Some advice for model animation/rendering

Hello, I’m doing some work on a school project, including model animation in form of a skinned mesh, deformed by a skeleton via rigid/unweighted bone influences.

I’ve written an exporter and a developed a simple model format for getting the data into my demo.
What I export is basically ready-to-use vertex arrays + bone data and vertex influences.

I will do the skinning on the CPU for now, as the demo has to run on somewhat lowend hardware.

Obviously, I didn’t quite think this whole stuff through before I started…

What I need some advice about is how to acctally deform and render the mesh. It’s a piece of cake using intermediate calls, just transform and draw as you go, but to do this efficiently with VA’s seems a bit harder.

The obvious solution is to “render” the transformed data into a temporary buffer, and then draw that one using VAs, udating on each frame.

Could someone please detail this step for me, or give me some pointers, as I have somewhat of a hard time to get it all together… I figure the effort spent on building single-indexed VA’s from MAX’s triple-indexed ones might be completely wasted after all.

Furthermore, I would like some advice on on making certain features of the models “glow”, in the sense of lightning (not lightning the polys, or changing material properties to have high emission). The goal is to have fancy “glow in the dark”-effects on the models.

The only solution to this that I have found is to rip these polys out, and draw them after the main model via a separate draw call…

Thoughts and directions much appreciated
Martin Persson, Sweden

Building vertex arrays is hardly an advanced question, I’d suggest you read up on them in the OpenGL redbook.

In OpenGL vertex arrays, you index all the vertex attributes (normals, colours, texture coordinates, weights, etc) using only one index, so as part of your importer step you’ll need to convert the triple+ MAX indexing to a singly indexed mesh.

The glow effect that you see more and more in most video games is a trick. Basically you tag all the geometry you want as “glowing” and when you render:

  1. Render the scene normally
  2. Rendering the glowing bits into an offscreen buffer (which may or may not be smaller than the screen).
  3. Blur that buffer using a guassian blur in a pixel shader
  4. Render that buffer ontop of the scene as a fullscreen quad.

If you don’t like pixel shaders, in step 2 you can render the glowy bits to a smaller buffer and then later in step 4 when you render it, the magnification filter for the texture will give you some bluriness… but it won’t look as good as the gaussian.

For faster rendering models, I’d look into using VBOs instead of VAs, and using a vertex program to do deformation/skinning.

The pseudo-code at the bottom of this page shows how to do skinning.

There’s also the open source character animation library Cal3D which ought to have a bunch of code you can read.

I would suggest, if at all possible, to do skinning on the GPU with a vertex shader.
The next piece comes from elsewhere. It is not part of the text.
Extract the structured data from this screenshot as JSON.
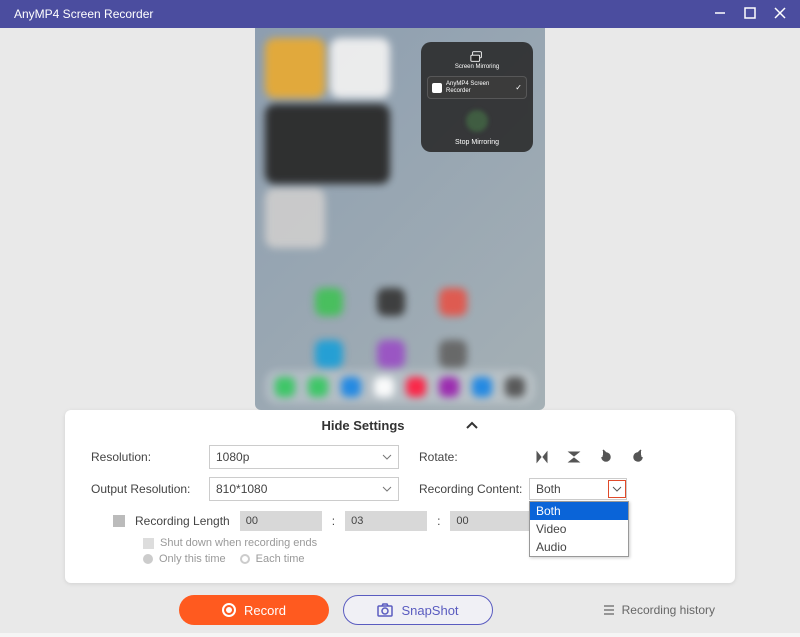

It’s not too hard, though it sucks up a lot of per-vertex constants. With even a GeForce 3, you can get up to 60 or so bones in a single shader (using quaternions and positions).

Now, if you multipass more than, say, 2 passes, you might want to reconsider doing this on the GPU. That’s because the vertex shader will need to do the position computations multiple times. If you do this a lot, this can take quite some time, whereas on the CPU, you can do the skinning once.

I’m sorry, I migt not have been clear about what I was asking about.

In short, these are optimization questions.

The first one regarded skeletal skinning. As I understood it, I must first output the transformed vertices into a temporary buffer, which I then send for rendering.

What I wanted to know is wether this is the right way to do it, or if there is another way around.

Furthermore, I would like to know if there is any gain in performance by using VBO’s for this highly dynamic data (for meshes about 1500 triangles), or perhaps regular VA’s do the trick better, because there is no creation overhead for each frame.

As for the second question, I need to make ceratin subsets of my mesh geometry “glow” in the dark, ie. have different lightning properties.

I figured that I could create this in two ways, either by rendering this geometry subset with lightning disabled, or render them with changed material attributes.

Either of these two ways requires a material or state change during a draw call, which is not possible as far as I know. (Or is it? That’s why I posted this).

Finally, I HAVE to implement this on CPU, it’s in the assignment. I will start playing with shaders soon enough, but for now I’ll stick to CPU.